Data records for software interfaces
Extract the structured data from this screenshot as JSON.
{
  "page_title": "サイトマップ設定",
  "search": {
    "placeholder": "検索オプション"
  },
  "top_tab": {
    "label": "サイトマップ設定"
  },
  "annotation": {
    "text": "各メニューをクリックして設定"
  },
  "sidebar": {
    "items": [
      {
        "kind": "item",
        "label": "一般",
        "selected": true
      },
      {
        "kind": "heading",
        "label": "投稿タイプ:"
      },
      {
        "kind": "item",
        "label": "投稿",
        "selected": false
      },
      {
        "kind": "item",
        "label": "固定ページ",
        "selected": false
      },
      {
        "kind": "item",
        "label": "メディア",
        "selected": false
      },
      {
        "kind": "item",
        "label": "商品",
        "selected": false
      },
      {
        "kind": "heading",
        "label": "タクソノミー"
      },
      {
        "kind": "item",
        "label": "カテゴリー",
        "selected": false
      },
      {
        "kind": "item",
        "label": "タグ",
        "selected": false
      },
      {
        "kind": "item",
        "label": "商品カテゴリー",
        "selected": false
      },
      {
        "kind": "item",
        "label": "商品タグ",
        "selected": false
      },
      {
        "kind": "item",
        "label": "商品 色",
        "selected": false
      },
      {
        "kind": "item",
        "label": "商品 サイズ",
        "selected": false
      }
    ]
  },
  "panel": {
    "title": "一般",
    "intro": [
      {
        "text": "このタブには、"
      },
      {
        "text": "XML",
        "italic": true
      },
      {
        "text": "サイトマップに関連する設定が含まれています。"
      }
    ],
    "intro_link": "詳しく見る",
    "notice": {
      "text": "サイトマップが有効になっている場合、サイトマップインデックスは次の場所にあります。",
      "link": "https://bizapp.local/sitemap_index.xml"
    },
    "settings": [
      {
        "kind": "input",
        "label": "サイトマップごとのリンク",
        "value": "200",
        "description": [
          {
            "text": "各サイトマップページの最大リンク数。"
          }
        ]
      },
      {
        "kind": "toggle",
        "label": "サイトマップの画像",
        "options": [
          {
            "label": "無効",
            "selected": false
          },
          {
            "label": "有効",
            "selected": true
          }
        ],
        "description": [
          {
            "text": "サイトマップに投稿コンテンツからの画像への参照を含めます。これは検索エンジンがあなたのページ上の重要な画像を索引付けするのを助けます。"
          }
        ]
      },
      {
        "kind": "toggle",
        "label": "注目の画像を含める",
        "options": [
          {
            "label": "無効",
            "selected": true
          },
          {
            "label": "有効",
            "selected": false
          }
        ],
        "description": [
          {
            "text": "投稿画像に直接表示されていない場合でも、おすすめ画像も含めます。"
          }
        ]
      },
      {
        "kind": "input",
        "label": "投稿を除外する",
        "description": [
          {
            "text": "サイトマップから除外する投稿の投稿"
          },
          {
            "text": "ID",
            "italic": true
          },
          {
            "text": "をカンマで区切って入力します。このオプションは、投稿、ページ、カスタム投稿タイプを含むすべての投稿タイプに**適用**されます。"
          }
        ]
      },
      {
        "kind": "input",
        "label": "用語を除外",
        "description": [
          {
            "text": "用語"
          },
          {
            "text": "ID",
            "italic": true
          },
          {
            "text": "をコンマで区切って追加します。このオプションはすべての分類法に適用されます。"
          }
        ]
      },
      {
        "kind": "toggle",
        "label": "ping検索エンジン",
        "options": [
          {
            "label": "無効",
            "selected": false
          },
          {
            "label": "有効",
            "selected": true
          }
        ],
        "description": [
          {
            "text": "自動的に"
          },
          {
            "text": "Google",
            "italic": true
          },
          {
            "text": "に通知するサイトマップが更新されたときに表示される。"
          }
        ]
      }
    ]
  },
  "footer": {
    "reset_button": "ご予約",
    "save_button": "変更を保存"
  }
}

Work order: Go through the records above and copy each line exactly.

Written answer:
Extract the structured data from this screenshot as JSON.
{
  "page_title": "サイトマップ設定",
  "search": {
    "placeholder": "検索オプション"
  },
  "top_tab": {
    "label": "サイトマップ設定"
  },
  "annotation": {
    "text": "各メニューをクリックして設定"
  },
  "sidebar": {
    "items": [
      {
        "kind": "item",
        "label": "一般",
        "selected": true
      },
      {
        "kind": "heading",
        "label": "投稿タイプ:"
      },
      {
        "kind": "item",
        "label": "投稿",
        "selected": false
      },
      {
        "kind": "item",
        "label": "固定ページ",
        "selected": false
      },
      {
        "kind": "item",
        "label": "メディア",
        "selected": false
      },
      {
        "kind": "item",
        "label": "商品",
        "selected": false
      },
      {
        "kind": "heading",
        "label": "タクソノミー"
      },
      {
        "kind": "item",
        "label": "カテゴリー",
        "selected": false
      },
      {
        "kind": "item",
        "label": "タグ",
        "selected": false
      },
      {
        "kind": "item",
        "label": "商品カテゴリー",
        "selected": false
      },
      {
        "kind": "item",
        "label": "商品タグ",
        "selected": false
      },
      {
        "kind": "item",
        "label": "商品 色",
        "selected": false
      },
      {
        "kind": "item",
        "label": "商品 サイズ",
        "selected": false
      }
    ]
  },
  "panel": {
    "title": "一般",
    "intro": [
      {
        "text": "このタブには、"
      },
      {
        "text": "XML",
        "italic": true
      },
      {
        "text": "サイトマップに関連する設定が含まれています。"
      }
    ],
    "intro_link": "詳しく見る",
    "notice": {
      "text": "サイトマップが有効になっている場合、サイトマップインデックスは次の場所にあります。",
      "link": "https://bizapp.local/sitemap_index.xml"
    },
    "settings": [
      {
        "kind": "input",
        "label": "サイトマップごとのリンク",
        "value": "200",
        "description": [
          {
            "text": "各サイトマップページの最大リンク数。"
          }
        ]
      },
      {
        "kind": "toggle",
        "label": "サイトマップの画像",
        "options": [
          {
            "label": "無効",
            "selected": false
          },
          {
            "label": "有効",
            "selected": true
          }
        ],
        "description": [
          {
            "text": "サイトマップに投稿コンテンツからの画像への参照を含めます。これは検索エンジンがあなたのページ上の重要な画像を索引付けするのを助けます。"
          }
        ]
      },
      {
        "kind": "toggle",
        "label": "注目の画像を含める",
        "options": [
          {
            "label": "無効",
            "selected": true
          },
          {
            "label": "有効",
            "selected": false
          }
        ],
        "description": [
          {
            "text": "投稿画像に直接表示されていない場合でも、おすすめ画像も含めます。"
          }
        ]
      },
      {
        "kind": "input",
        "label": "投稿を除外する",
        "description": [
          {
            "text": "サイトマップから除外する投稿の投稿"
          },
          {
            "text": "ID",
            "italic": true
          },
          {
            "text": "をカンマで区切って入力します。このオプションは、投稿、ページ、カスタム投稿タイプを含むすべての投稿タイプに**適用**されます。"
          }
        ]
      },
      {
        "kind": "input",
        "label": "用語を除外",
        "description": [
          {
            "text": "用語"
          },
          {
            "text": "ID",
            "italic": true
          },
          {
            "text": "をコンマで区切って追加します。このオプションはすべての分類法に適用されます。"
          }
        ]
      },
      {
        "kind": "toggle",
        "label": "ping検索エンジン",
        "options": [
          {
            "label": "無効",
            "selected": false
          },
          {
            "label": "有効",
            "selected": true
          }
        ],
        "description": [
          {
            "text": "自動的に"
          },
          {
            "text": "Google",
            "italic": true
          },
          {
            "text": "に通知するサイトマップが更新されたときに表示される。"
          }
        ]
      }
    ]
  },
  "footer": {
    "reset_button": "ご予約",
    "save_button": "変更を保存"
  }
}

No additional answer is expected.